Excerpts from an interface dataset:
···

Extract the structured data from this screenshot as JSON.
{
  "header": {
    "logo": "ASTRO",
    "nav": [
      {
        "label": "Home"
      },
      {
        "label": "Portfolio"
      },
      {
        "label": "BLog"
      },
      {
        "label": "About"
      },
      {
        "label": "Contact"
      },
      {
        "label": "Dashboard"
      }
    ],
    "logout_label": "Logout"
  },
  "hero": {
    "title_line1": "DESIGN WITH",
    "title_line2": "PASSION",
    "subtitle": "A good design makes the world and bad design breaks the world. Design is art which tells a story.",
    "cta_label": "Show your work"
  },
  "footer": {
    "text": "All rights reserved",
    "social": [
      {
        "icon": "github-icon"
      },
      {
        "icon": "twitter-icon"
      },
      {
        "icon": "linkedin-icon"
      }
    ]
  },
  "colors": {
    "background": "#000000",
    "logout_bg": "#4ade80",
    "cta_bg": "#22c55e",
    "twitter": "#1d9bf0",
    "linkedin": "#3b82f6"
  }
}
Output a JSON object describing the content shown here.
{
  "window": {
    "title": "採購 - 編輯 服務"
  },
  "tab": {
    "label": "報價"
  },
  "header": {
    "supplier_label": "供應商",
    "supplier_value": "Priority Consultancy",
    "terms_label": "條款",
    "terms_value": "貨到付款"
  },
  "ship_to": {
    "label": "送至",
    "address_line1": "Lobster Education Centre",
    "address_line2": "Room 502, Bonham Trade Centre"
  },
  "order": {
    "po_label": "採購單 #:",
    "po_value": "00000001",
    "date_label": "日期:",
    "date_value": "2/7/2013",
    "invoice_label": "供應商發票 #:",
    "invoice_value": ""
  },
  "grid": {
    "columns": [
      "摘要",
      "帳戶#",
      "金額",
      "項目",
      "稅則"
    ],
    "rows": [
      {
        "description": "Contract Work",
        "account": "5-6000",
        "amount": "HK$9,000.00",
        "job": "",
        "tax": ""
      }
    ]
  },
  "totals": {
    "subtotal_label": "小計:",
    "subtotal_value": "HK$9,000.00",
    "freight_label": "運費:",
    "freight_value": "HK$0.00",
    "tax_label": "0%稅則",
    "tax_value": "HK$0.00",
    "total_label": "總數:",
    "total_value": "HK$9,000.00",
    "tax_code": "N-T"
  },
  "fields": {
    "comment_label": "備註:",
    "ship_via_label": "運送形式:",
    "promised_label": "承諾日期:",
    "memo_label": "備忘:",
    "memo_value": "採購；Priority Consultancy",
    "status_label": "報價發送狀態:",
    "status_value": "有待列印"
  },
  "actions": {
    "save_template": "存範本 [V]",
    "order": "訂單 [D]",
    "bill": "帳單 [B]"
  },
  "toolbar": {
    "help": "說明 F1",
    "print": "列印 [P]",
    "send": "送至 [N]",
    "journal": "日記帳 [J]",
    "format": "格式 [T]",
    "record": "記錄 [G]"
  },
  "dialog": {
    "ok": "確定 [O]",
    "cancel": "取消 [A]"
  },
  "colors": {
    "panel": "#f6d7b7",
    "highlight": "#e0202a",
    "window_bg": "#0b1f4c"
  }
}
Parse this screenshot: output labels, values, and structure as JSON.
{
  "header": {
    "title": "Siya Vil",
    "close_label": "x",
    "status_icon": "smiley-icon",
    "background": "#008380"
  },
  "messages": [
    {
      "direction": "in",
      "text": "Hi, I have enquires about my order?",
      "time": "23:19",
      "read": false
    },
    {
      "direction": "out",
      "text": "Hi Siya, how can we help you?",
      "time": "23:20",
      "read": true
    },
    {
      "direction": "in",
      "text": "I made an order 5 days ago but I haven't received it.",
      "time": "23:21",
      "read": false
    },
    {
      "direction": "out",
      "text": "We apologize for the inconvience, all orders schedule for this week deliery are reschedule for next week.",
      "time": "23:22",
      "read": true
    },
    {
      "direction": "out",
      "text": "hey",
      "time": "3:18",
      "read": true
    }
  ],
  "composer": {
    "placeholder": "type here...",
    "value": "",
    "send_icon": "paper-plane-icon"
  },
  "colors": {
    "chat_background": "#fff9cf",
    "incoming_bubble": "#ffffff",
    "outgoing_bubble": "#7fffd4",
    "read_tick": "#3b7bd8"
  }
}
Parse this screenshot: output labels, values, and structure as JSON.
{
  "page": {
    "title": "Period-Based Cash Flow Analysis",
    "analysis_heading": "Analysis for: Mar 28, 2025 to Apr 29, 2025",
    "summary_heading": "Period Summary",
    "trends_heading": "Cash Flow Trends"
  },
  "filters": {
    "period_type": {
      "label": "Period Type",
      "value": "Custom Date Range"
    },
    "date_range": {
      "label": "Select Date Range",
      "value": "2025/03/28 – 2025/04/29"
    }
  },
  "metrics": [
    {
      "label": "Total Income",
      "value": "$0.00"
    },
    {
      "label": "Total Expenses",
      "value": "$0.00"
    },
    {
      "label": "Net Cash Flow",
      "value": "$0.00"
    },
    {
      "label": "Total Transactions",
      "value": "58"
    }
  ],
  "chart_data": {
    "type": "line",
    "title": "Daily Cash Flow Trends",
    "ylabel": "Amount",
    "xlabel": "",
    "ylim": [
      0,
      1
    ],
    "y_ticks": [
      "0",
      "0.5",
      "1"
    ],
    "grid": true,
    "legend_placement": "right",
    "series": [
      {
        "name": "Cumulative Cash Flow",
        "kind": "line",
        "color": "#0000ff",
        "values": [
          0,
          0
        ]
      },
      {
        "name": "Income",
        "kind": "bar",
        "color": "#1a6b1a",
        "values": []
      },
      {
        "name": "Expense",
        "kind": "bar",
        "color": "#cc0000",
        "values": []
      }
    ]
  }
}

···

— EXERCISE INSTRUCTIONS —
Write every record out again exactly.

— EXERCISE ANSWER —
Extract the structured data from this screenshot as JSON.
{
  "header": {
    "logo": "ASTRO",
    "nav": [
      {
        "label": "Home"
      },
      {
        "label": "Portfolio"
      },
      {
        "label": "BLog"
      },
      {
        "label": "About"
      },
      {
        "label": "Contact"
      },
      {
        "label": "Dashboard"
      }
    ],
    "logout_label": "Logout"
  },
  "hero": {
    "title_line1": "DESIGN WITH",
    "title_line2": "PASSION",
    "subtitle": "A good design makes the world and bad design breaks the world. Design is art which tells a story.",
    "cta_label": "Show your work"
  },
  "footer": {
    "text": "All rights reserved",
    "social": [
      {
        "icon": "github-icon"
      },
      {
        "icon": "twitter-icon"
      },
      {
        "icon": "linkedin-icon"
      }
    ]
  },
  "colors": {
    "background": "#000000",
    "logout_bg": "#4ade80",
    "cta_bg": "#22c55e",
    "twitter": "#1d9bf0",
    "linkedin": "#3b82f6"
  }
}
Output a JSON object describing the content shown here.
{
  "window": {
    "title": "採購 - 編輯 服務"
  },
  "tab": {
    "label": "報價"
  },
  "header": {
    "supplier_label": "供應商",
    "supplier_value": "Priority Consultancy",
    "terms_label": "條款",
    "terms_value": "貨到付款"
  },
  "ship_to": {
    "label": "送至",
    "address_line1": "Lobster Education Centre",
    "address_line2": "Room 502, Bonham Trade Centre"
  },
  "order": {
    "po_label": "採購單 #:",
    "po_value": "00000001",
    "date_label": "日期:",
    "date_value": "2/7/2013",
    "invoice_label": "供應商發票 #:",
    "invoice_value": ""
  },
  "grid": {
    "columns": [
      "摘要",
      "帳戶#",
      "金額",
      "項目",
      "稅則"
    ],
    "rows": [
      {
        "description": "Contract Work",
        "account": "5-6000",
        "amount": "HK$9,000.00",
        "job": "",
        "tax": ""
      }
    ]
  },
  "totals": {
    "subtotal_label": "小計:",
    "subtotal_value": "HK$9,000.00",
    "freight_label": "運費:",
    "freight_value": "HK$0.00",
    "tax_label": "0%稅則",
    "tax_value": "HK$0.00",
    "total_label": "總數:",
    "total_value": "HK$9,000.00",
    "tax_code": "N-T"
  },
  "fields": {
    "comment_label": "備註:",
    "ship_via_label": "運送形式:",
    "promised_label": "承諾日期:",
    "memo_label": "備忘:",
    "memo_value": "採購；Priority Consultancy",
    "status_label": "報價發送狀態:",
    "status_value": "有待列印"
  },
  "actions": {
    "save_template": "存範本 [V]",
    "order": "訂單 [D]",
    "bill": "帳單 [B]"
  },
  "toolbar": {
    "help": "說明 F1",
    "print": "列印 [P]",
    "send": "送至 [N]",
    "journal": "日記帳 [J]",
    "format": "格式 [T]",
    "record": "記錄 [G]"
  },
  "dialog": {
    "ok": "確定 [O]",
    "cancel": "取消 [A]"
  },
  "colors": {
    "panel": "#f6d7b7",
    "highlight": "#e0202a",
    "window_bg": "#0b1f4c"
  }
}
Parse this screenshot: output labels, values, and structure as JSON.
{
  "header": {
    "title": "Siya Vil",
    "close_label": "x",
    "status_icon": "smiley-icon",
    "background": "#008380"
  },
  "messages": [
    {
      "direction": "in",
      "text": "Hi, I have enquires about my order?",
      "time": "23:19",
      "read": false
    },
    {
      "direction": "out",
      "text": "Hi Siya, how can we help you?",
      "time": "23:20",
      "read": true
    },
    {
      "direction": "in",
      "text": "I made an order 5 days ago but I haven't received it.",
      "time": "23:21",
      "read": false
    },
    {
      "direction": "out",
      "text": "We apologize for the inconvience, all orders schedule for this week deliery are reschedule for next week.",
      "time": "23:22",
      "read": true
    },
    {
      "direction": "out",
      "text": "hey",
      "time": "3:18",
      "read": true
    }
  ],
  "composer": {
    "placeholder": "type here...",
    "value": "",
    "send_icon": "paper-plane-icon"
  },
  "colors": {
    "chat_background": "#fff9cf",
    "incoming_bubble": "#ffffff",
    "outgoing_bubble": "#7fffd4",
    "read_tick": "#3b7bd8"
  }
}
Parse this screenshot: output labels, values, and structure as JSON.
{
  "page": {
    "title": "Period-Based Cash Flow Analysis",
    "analysis_heading": "Analysis for: Mar 28, 2025 to Apr 29, 2025",
    "summary_heading": "Period Summary",
    "trends_heading": "Cash Flow Trends"
  },
  "filters": {
    "period_type": {
      "label": "Period Type",
      "value": "Custom Date Range"
    },
    "date_range": {
      "label": "Select Date Range",
      "value": "2025/03/28 – 2025/04/29"
    }
  },
  "metrics": [
    {
      "label": "Total Income",
      "value": "$0.00"
    },
    {
      "label": "Total Expenses",
      "value": "$0.00"
    },
    {
      "label": "Net Cash Flow",
      "value": "$0.00"
    },
    {
      "label": "Total Transactions",
      "value": "58"
    }
  ],
  "chart_data": {
    "type": "line",
    "title": "Daily Cash Flow Trends",
    "ylabel": "Amount",
    "xlabel": "",
    "ylim": [
      0,
      1
    ],
    "y_ticks": [
      "0",
      "0.5",
      "1"
    ],
    "grid": true,
    "legend_placement": "right",
    "series": [
      {
        "name": "Cumulative Cash Flow",
        "kind": "line",
        "color": "#0000ff",
        "values": [
          0,
          0
        ]
      },
      {
        "name": "Income",
        "kind": "bar",
        "color": "#1a6b1a",
        "values": []
      },
      {
        "name": "Expense",
        "kind": "bar",
        "color": "#cc0000",
        "values": []
      }
    ]
  }
}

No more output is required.